BRIEF:
State how many lines in the listing below hold the string "ESTUARY"; nothing else is wanted.

MATERIAL FOR THIS TASK START

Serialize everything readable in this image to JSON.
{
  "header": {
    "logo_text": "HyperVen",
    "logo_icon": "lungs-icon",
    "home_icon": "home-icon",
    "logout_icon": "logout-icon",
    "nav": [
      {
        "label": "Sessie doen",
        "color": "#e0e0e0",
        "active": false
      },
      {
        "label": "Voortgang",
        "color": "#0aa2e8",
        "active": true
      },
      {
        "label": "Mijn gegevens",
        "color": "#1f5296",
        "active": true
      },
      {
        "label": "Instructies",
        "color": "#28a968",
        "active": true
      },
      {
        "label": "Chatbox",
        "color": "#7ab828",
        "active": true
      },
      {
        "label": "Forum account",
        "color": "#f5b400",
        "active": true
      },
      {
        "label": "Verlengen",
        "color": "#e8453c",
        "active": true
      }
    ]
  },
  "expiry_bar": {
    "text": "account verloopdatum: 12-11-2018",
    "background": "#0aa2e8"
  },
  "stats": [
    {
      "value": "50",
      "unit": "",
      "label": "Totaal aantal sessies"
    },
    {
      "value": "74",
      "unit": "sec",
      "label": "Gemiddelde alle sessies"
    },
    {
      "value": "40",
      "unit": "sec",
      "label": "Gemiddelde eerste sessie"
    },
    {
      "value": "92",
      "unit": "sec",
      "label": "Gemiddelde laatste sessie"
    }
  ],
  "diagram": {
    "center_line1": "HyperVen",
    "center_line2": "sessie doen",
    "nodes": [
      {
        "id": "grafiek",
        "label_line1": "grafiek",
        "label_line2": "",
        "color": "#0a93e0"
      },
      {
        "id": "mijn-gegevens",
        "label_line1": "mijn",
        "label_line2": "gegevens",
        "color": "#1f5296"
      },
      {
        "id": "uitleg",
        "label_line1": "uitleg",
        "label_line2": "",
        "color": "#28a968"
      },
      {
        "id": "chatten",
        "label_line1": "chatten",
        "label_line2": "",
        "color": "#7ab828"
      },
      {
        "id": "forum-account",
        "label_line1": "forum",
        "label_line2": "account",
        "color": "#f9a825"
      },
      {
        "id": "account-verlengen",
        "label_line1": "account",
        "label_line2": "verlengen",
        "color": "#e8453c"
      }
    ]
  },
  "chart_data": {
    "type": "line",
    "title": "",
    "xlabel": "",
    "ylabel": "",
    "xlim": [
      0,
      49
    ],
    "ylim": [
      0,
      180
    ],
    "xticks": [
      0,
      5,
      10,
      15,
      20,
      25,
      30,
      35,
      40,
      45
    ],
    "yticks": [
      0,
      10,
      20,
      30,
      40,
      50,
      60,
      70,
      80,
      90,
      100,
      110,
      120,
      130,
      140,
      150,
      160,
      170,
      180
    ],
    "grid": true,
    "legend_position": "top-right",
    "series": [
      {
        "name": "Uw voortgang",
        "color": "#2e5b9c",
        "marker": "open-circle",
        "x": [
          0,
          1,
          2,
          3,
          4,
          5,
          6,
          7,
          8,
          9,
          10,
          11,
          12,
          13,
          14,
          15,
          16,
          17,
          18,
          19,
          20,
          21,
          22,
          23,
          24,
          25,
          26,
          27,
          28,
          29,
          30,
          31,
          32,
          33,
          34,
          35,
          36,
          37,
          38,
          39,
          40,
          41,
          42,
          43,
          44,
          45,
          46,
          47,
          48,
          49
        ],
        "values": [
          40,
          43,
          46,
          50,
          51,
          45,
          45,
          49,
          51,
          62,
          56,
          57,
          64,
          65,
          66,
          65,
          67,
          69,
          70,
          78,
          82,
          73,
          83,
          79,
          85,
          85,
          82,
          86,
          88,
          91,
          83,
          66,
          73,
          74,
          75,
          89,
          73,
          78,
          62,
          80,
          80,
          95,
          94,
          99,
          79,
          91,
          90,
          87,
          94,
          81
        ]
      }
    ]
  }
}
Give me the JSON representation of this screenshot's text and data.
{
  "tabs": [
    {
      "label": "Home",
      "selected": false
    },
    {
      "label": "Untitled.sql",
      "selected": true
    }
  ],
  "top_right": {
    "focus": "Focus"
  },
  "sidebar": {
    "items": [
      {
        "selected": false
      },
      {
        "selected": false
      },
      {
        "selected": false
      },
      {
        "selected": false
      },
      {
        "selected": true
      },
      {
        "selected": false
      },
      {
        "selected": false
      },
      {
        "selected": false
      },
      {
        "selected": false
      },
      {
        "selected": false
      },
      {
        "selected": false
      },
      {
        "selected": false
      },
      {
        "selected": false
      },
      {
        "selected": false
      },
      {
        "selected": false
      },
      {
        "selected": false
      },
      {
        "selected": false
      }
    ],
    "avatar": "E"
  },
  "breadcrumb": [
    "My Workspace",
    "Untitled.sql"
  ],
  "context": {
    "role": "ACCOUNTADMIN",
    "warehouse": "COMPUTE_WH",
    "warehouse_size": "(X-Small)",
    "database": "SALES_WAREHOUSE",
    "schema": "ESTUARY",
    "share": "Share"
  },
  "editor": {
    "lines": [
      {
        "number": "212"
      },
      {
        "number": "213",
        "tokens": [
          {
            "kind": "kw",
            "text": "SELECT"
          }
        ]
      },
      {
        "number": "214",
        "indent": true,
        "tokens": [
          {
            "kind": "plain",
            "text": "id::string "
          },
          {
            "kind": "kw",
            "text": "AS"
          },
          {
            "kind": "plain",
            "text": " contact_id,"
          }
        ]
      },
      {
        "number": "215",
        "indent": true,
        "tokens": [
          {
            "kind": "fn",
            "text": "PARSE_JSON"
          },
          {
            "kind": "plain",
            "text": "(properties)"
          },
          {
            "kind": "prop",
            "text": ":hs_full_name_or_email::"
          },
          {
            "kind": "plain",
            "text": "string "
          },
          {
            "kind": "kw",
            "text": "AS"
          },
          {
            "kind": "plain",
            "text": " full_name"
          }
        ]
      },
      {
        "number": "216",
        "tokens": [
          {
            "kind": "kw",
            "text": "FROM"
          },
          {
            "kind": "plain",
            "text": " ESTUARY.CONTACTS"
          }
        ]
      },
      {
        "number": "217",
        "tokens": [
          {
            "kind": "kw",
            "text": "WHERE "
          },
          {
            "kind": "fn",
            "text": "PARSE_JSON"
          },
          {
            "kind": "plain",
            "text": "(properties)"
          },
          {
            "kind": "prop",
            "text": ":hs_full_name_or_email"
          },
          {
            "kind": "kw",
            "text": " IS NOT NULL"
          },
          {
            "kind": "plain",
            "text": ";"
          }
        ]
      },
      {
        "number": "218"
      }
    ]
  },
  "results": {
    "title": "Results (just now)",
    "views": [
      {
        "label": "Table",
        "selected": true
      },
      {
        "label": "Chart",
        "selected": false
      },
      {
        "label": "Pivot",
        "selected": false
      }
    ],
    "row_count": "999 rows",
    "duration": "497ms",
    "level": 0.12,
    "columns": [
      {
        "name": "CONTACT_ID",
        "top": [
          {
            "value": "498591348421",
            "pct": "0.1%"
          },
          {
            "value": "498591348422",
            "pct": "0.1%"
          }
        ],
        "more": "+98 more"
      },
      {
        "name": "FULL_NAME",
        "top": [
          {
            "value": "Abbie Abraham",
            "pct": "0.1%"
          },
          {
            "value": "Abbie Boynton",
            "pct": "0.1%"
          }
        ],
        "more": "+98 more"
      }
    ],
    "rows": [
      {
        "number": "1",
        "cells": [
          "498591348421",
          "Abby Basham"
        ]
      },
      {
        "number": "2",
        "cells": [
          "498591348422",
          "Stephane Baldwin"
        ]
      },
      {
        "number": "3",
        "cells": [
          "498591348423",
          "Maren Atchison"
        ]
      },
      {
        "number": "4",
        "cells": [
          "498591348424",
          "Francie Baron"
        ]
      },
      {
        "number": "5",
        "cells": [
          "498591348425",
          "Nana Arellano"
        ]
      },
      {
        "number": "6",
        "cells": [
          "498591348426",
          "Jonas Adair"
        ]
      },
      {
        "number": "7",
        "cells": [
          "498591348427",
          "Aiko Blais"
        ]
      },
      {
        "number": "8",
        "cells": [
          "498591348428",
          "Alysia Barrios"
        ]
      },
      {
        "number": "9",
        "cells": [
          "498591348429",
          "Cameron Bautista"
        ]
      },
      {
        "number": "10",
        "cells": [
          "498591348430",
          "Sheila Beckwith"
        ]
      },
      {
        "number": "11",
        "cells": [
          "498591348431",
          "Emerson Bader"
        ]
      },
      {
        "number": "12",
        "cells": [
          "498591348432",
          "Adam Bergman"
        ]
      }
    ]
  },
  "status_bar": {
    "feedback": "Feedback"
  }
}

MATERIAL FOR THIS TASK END

RESPONSE AREA:
2